=== Data entries ===
- Opening Delimiter -

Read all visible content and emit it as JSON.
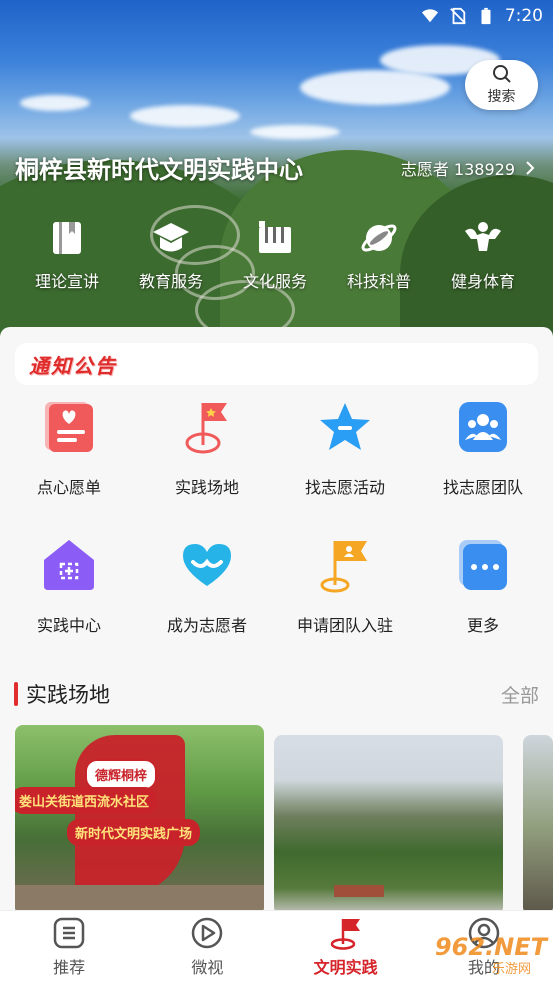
{
  "status_bar": {
    "time": "7:20"
  },
  "search": {
    "label": "搜索"
  },
  "hero": {
    "title": "桐梓县新时代文明实践中心",
    "volunteer": "志愿者 138929",
    "categories": [
      {
        "label": "理论宣讲",
        "icon": "book-icon"
      },
      {
        "label": "教育服务",
        "icon": "graduation-cap-icon"
      },
      {
        "label": "文化服务",
        "icon": "piano-icon"
      },
      {
        "label": "科技科普",
        "icon": "planet-icon"
      },
      {
        "label": "健身体育",
        "icon": "fitness-icon"
      }
    ]
  },
  "notice": {
    "label": "通知公告"
  },
  "services": [
    {
      "label": "点心愿单",
      "icon": "wish-list-icon",
      "color": "#f05a5a"
    },
    {
      "label": "实践场地",
      "icon": "location-flag-icon",
      "color": "#f05a5a"
    },
    {
      "label": "找志愿活动",
      "icon": "star-icon",
      "color": "#2a9df4"
    },
    {
      "label": "找志愿团队",
      "icon": "team-icon",
      "color": "#3a8ef0"
    },
    {
      "label": "实践中心",
      "icon": "home-center-icon",
      "color": "#8b5cf6"
    },
    {
      "label": "成为志愿者",
      "icon": "heart-icon",
      "color": "#26b3e8"
    },
    {
      "label": "申请团队入驻",
      "icon": "team-flag-icon",
      "color": "#f5a623"
    },
    {
      "label": "更多",
      "icon": "more-icon",
      "color": "#3a8ef0"
    }
  ],
  "section": {
    "title": "实践场地",
    "more": "全部"
  },
  "cards": [
    {
      "sign_top": "德辉桐梓",
      "sign_mid": "娄山关街道西流水社区",
      "sign_bot": "新时代文明实践广场"
    }
  ],
  "tabs": [
    {
      "label": "推荐",
      "icon": "list-icon"
    },
    {
      "label": "微视",
      "icon": "play-icon"
    },
    {
      "label": "文明实践",
      "icon": "flag-icon"
    },
    {
      "label": "我的",
      "icon": "user-icon"
    }
  ],
  "watermark": {
    "text": "962.NET",
    "sub": "乐游网"
  },
  "colors": {
    "accent": "#d6242b",
    "text": "#222222",
    "muted": "#999999"
  }
}
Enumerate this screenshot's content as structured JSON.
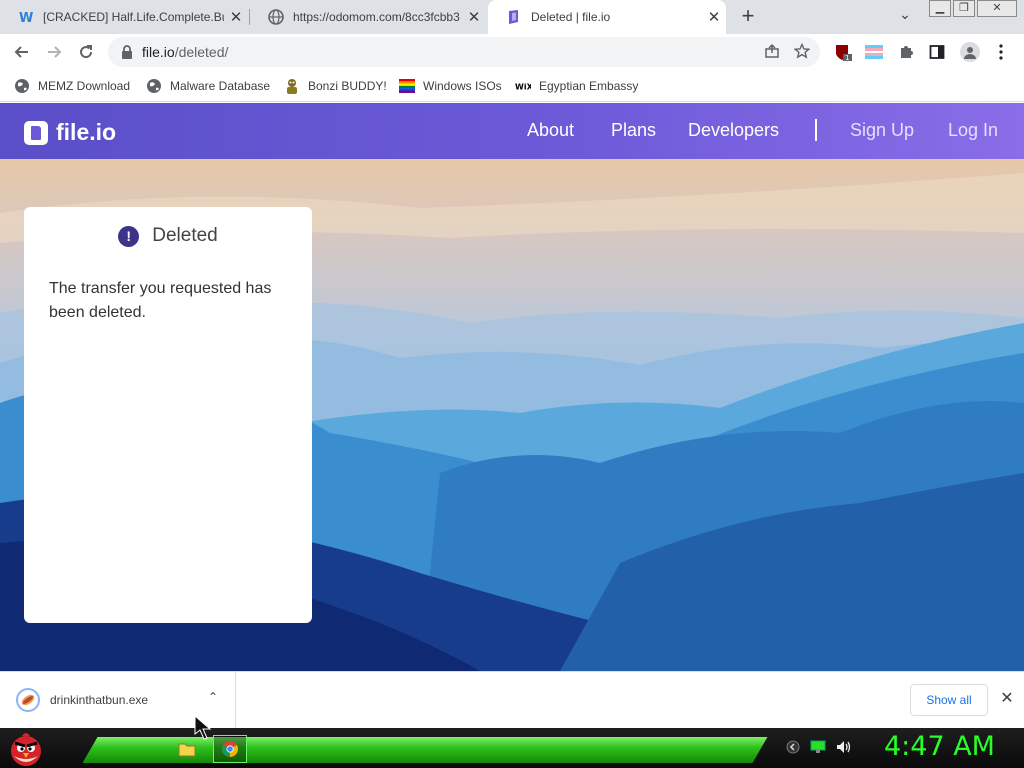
{
  "browser": {
    "tabs": [
      {
        "title": "[CRACKED] Half.Life.Complete.Bu",
        "favicon": "w-logo-icon",
        "active": false
      },
      {
        "title": "https://odomom.com/8cc3fcbb3",
        "favicon": "globe-icon",
        "active": false
      },
      {
        "title": "Deleted | file.io",
        "favicon": "fileio-icon",
        "active": true
      }
    ],
    "address": {
      "host": "file.io",
      "path": "/deleted/"
    },
    "bookmarks": [
      {
        "label": "MEMZ Download",
        "icon": "globe-icon"
      },
      {
        "label": "Malware Database",
        "icon": "globe-icon"
      },
      {
        "label": "Bonzi BUDDY!",
        "icon": "bonzi-icon"
      },
      {
        "label": "Windows ISOs",
        "icon": "windows-flag-icon"
      },
      {
        "label": "Egyptian Embassy",
        "icon": "wix-icon"
      }
    ],
    "extension_badge": "1"
  },
  "site": {
    "logo": "file.io",
    "nav": {
      "about": "About",
      "plans": "Plans",
      "developers": "Developers",
      "signup": "Sign Up",
      "login": "Log In"
    },
    "card": {
      "alert_symbol": "!",
      "heading": "Deleted",
      "message": "The transfer you requested has been deleted."
    },
    "colors": {
      "header_start": "#5a4fc8",
      "header_end": "#8a6de8",
      "alert": "#3b3489"
    }
  },
  "downloads": {
    "file": "drinkinthatbun.exe",
    "show_all": "Show all"
  },
  "taskbar": {
    "clock": "4:47 AM"
  }
}
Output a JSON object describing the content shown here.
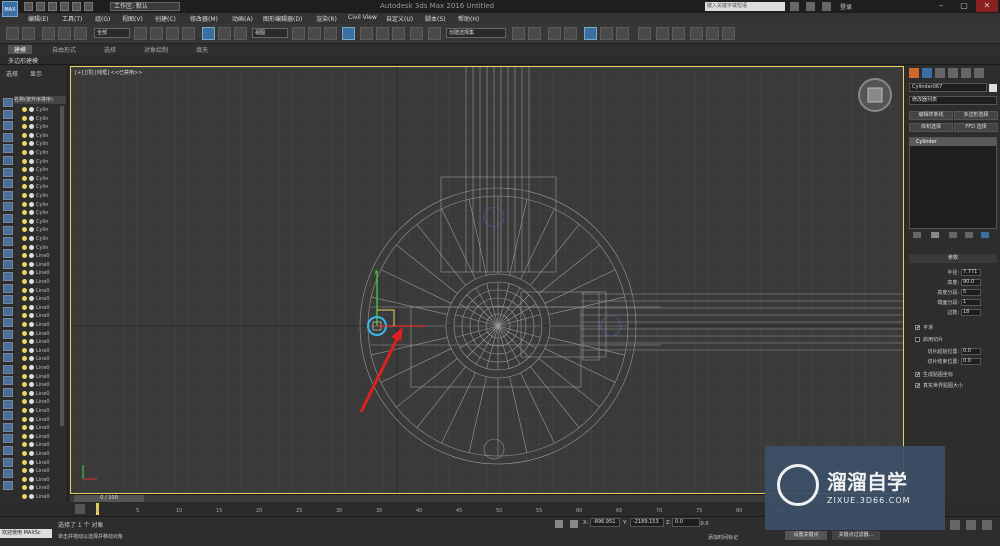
{
  "app": {
    "logo": "MAX",
    "title": "Autodesk 3ds Max 2016 Untitled",
    "workspace": "工作区: 默认",
    "search_placeholder": "键入关键字或短语",
    "login": "登录"
  },
  "menu": [
    "编辑(E)",
    "工具(T)",
    "组(G)",
    "视图(V)",
    "创建(C)",
    "修改器(M)",
    "动画(A)",
    "图形编辑器(D)",
    "渲染(R)",
    "Civil View",
    "自定义(U)",
    "脚本(S)",
    "帮助(H)"
  ],
  "toolbar": {
    "filter": "全部",
    "ref_coord": "视图",
    "selection_set": "创建选择集"
  },
  "ribbon": {
    "tabs": [
      "建模",
      "自由形式",
      "选择",
      "对象绘制",
      "填充"
    ],
    "sub": "多边形建模"
  },
  "scene_explorer": {
    "tabs": [
      "选择",
      "显示"
    ],
    "header": "名称(按升序排序)",
    "items": [
      "Cylin",
      "Cylin",
      "Cylin",
      "Cylin",
      "Cylin",
      "Cylin",
      "Cylin",
      "Cylin",
      "Cylin",
      "Cylin",
      "Cylin",
      "Cylin",
      "Cylin",
      "Cylin",
      "Cylin",
      "Cylin",
      "Cylin",
      "Line0",
      "Line0",
      "Line0",
      "Line0",
      "Line0",
      "Line0",
      "Line0",
      "Line0",
      "Line0",
      "Line0",
      "Line0",
      "Line0",
      "Line0",
      "Line0",
      "Line0",
      "Line0",
      "Line0",
      "Line0",
      "Line0",
      "Line0",
      "Line0",
      "Line0",
      "Line0",
      "Line0",
      "Line0",
      "Line0",
      "Line0",
      "Line0",
      "Line0",
      "Line0",
      "Line0"
    ]
  },
  "viewport": {
    "label": "[+] [顶] [线框] <<已禁用>>"
  },
  "command_panel": {
    "object_name": "Cylinder067",
    "modifier_list": "修改器列表",
    "buttons": [
      "编辑样条线",
      "多边形选择",
      "体积选择",
      "FFD 选择"
    ],
    "stack_item": "Cylinder",
    "rollout": "参数",
    "params": [
      {
        "label": "半径:",
        "value": "7.771"
      },
      {
        "label": "高度:",
        "value": "90.0"
      },
      {
        "label": "高度分段:",
        "value": "5"
      },
      {
        "label": "端面分段:",
        "value": "1"
      },
      {
        "label": "边数:",
        "value": "18"
      }
    ],
    "smooth": "平滑",
    "slice_on": "启用切片",
    "slice_from": "切片起始位置:",
    "slice_to": "切片结束位置:",
    "slice_from_val": "0.0",
    "slice_to_val": "0.0",
    "gen_map": "生成贴图坐标",
    "real_world": "真实世界贴图大小"
  },
  "timeline": {
    "frame": "0 / 100",
    "ticks": [
      "0",
      "5",
      "10",
      "15",
      "20",
      "25",
      "30",
      "35",
      "40",
      "45",
      "50",
      "55",
      "60",
      "65",
      "70",
      "75",
      "80",
      "85"
    ]
  },
  "status": {
    "selected": "选择了 1 个 对象",
    "prompt": "单击并拖动以选择并移动对象",
    "welcome": "欢迎使用 MAXSc",
    "x_label": "X:",
    "x": "-896.951",
    "y_label": "Y:",
    "y": "-2189.153",
    "z_label": "Z:",
    "z": "0.0",
    "grid": "栅格 = 10.0",
    "add_time_tag": "添加时间标记",
    "set_key": "设置关键点",
    "key_filter": "关键点过滤器..."
  },
  "watermark": {
    "title": "溜溜自学",
    "url": "ZIXUE.3D66.COM"
  },
  "colors": {
    "accent": "#3a6ea5",
    "viewport_border": "#e8d060",
    "arrow": "#e02020",
    "selection": "#38b8f0"
  }
}
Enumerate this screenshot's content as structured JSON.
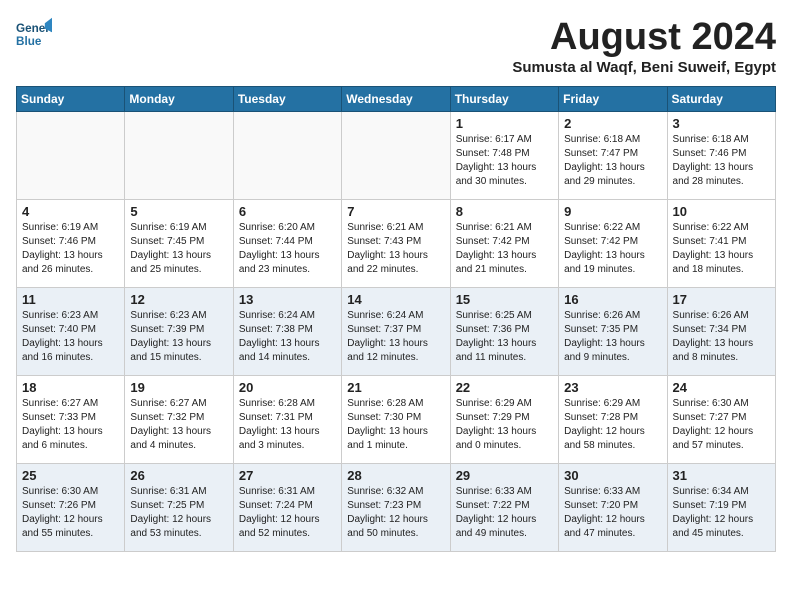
{
  "header": {
    "logo_line1": "General",
    "logo_line2": "Blue",
    "month": "August 2024",
    "location": "Sumusta al Waqf, Beni Suweif, Egypt"
  },
  "weekdays": [
    "Sunday",
    "Monday",
    "Tuesday",
    "Wednesday",
    "Thursday",
    "Friday",
    "Saturday"
  ],
  "weeks": [
    [
      {
        "day": "",
        "text": "",
        "empty": true
      },
      {
        "day": "",
        "text": "",
        "empty": true
      },
      {
        "day": "",
        "text": "",
        "empty": true
      },
      {
        "day": "",
        "text": "",
        "empty": true
      },
      {
        "day": "1",
        "text": "Sunrise: 6:17 AM\nSunset: 7:48 PM\nDaylight: 13 hours\nand 30 minutes.",
        "empty": false
      },
      {
        "day": "2",
        "text": "Sunrise: 6:18 AM\nSunset: 7:47 PM\nDaylight: 13 hours\nand 29 minutes.",
        "empty": false
      },
      {
        "day": "3",
        "text": "Sunrise: 6:18 AM\nSunset: 7:46 PM\nDaylight: 13 hours\nand 28 minutes.",
        "empty": false
      }
    ],
    [
      {
        "day": "4",
        "text": "Sunrise: 6:19 AM\nSunset: 7:46 PM\nDaylight: 13 hours\nand 26 minutes.",
        "empty": false
      },
      {
        "day": "5",
        "text": "Sunrise: 6:19 AM\nSunset: 7:45 PM\nDaylight: 13 hours\nand 25 minutes.",
        "empty": false
      },
      {
        "day": "6",
        "text": "Sunrise: 6:20 AM\nSunset: 7:44 PM\nDaylight: 13 hours\nand 23 minutes.",
        "empty": false
      },
      {
        "day": "7",
        "text": "Sunrise: 6:21 AM\nSunset: 7:43 PM\nDaylight: 13 hours\nand 22 minutes.",
        "empty": false
      },
      {
        "day": "8",
        "text": "Sunrise: 6:21 AM\nSunset: 7:42 PM\nDaylight: 13 hours\nand 21 minutes.",
        "empty": false
      },
      {
        "day": "9",
        "text": "Sunrise: 6:22 AM\nSunset: 7:42 PM\nDaylight: 13 hours\nand 19 minutes.",
        "empty": false
      },
      {
        "day": "10",
        "text": "Sunrise: 6:22 AM\nSunset: 7:41 PM\nDaylight: 13 hours\nand 18 minutes.",
        "empty": false
      }
    ],
    [
      {
        "day": "11",
        "text": "Sunrise: 6:23 AM\nSunset: 7:40 PM\nDaylight: 13 hours\nand 16 minutes.",
        "empty": false
      },
      {
        "day": "12",
        "text": "Sunrise: 6:23 AM\nSunset: 7:39 PM\nDaylight: 13 hours\nand 15 minutes.",
        "empty": false
      },
      {
        "day": "13",
        "text": "Sunrise: 6:24 AM\nSunset: 7:38 PM\nDaylight: 13 hours\nand 14 minutes.",
        "empty": false
      },
      {
        "day": "14",
        "text": "Sunrise: 6:24 AM\nSunset: 7:37 PM\nDaylight: 13 hours\nand 12 minutes.",
        "empty": false
      },
      {
        "day": "15",
        "text": "Sunrise: 6:25 AM\nSunset: 7:36 PM\nDaylight: 13 hours\nand 11 minutes.",
        "empty": false
      },
      {
        "day": "16",
        "text": "Sunrise: 6:26 AM\nSunset: 7:35 PM\nDaylight: 13 hours\nand 9 minutes.",
        "empty": false
      },
      {
        "day": "17",
        "text": "Sunrise: 6:26 AM\nSunset: 7:34 PM\nDaylight: 13 hours\nand 8 minutes.",
        "empty": false
      }
    ],
    [
      {
        "day": "18",
        "text": "Sunrise: 6:27 AM\nSunset: 7:33 PM\nDaylight: 13 hours\nand 6 minutes.",
        "empty": false
      },
      {
        "day": "19",
        "text": "Sunrise: 6:27 AM\nSunset: 7:32 PM\nDaylight: 13 hours\nand 4 minutes.",
        "empty": false
      },
      {
        "day": "20",
        "text": "Sunrise: 6:28 AM\nSunset: 7:31 PM\nDaylight: 13 hours\nand 3 minutes.",
        "empty": false
      },
      {
        "day": "21",
        "text": "Sunrise: 6:28 AM\nSunset: 7:30 PM\nDaylight: 13 hours\nand 1 minute.",
        "empty": false
      },
      {
        "day": "22",
        "text": "Sunrise: 6:29 AM\nSunset: 7:29 PM\nDaylight: 13 hours\nand 0 minutes.",
        "empty": false
      },
      {
        "day": "23",
        "text": "Sunrise: 6:29 AM\nSunset: 7:28 PM\nDaylight: 12 hours\nand 58 minutes.",
        "empty": false
      },
      {
        "day": "24",
        "text": "Sunrise: 6:30 AM\nSunset: 7:27 PM\nDaylight: 12 hours\nand 57 minutes.",
        "empty": false
      }
    ],
    [
      {
        "day": "25",
        "text": "Sunrise: 6:30 AM\nSunset: 7:26 PM\nDaylight: 12 hours\nand 55 minutes.",
        "empty": false
      },
      {
        "day": "26",
        "text": "Sunrise: 6:31 AM\nSunset: 7:25 PM\nDaylight: 12 hours\nand 53 minutes.",
        "empty": false
      },
      {
        "day": "27",
        "text": "Sunrise: 6:31 AM\nSunset: 7:24 PM\nDaylight: 12 hours\nand 52 minutes.",
        "empty": false
      },
      {
        "day": "28",
        "text": "Sunrise: 6:32 AM\nSunset: 7:23 PM\nDaylight: 12 hours\nand 50 minutes.",
        "empty": false
      },
      {
        "day": "29",
        "text": "Sunrise: 6:33 AM\nSunset: 7:22 PM\nDaylight: 12 hours\nand 49 minutes.",
        "empty": false
      },
      {
        "day": "30",
        "text": "Sunrise: 6:33 AM\nSunset: 7:20 PM\nDaylight: 12 hours\nand 47 minutes.",
        "empty": false
      },
      {
        "day": "31",
        "text": "Sunrise: 6:34 AM\nSunset: 7:19 PM\nDaylight: 12 hours\nand 45 minutes.",
        "empty": false
      }
    ]
  ]
}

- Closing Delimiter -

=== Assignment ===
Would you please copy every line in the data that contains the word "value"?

=== Answer space ===
        "value": "7.771"
        "value": "90.0"
        "value": "5"
        "value": "1"
        "value": "18"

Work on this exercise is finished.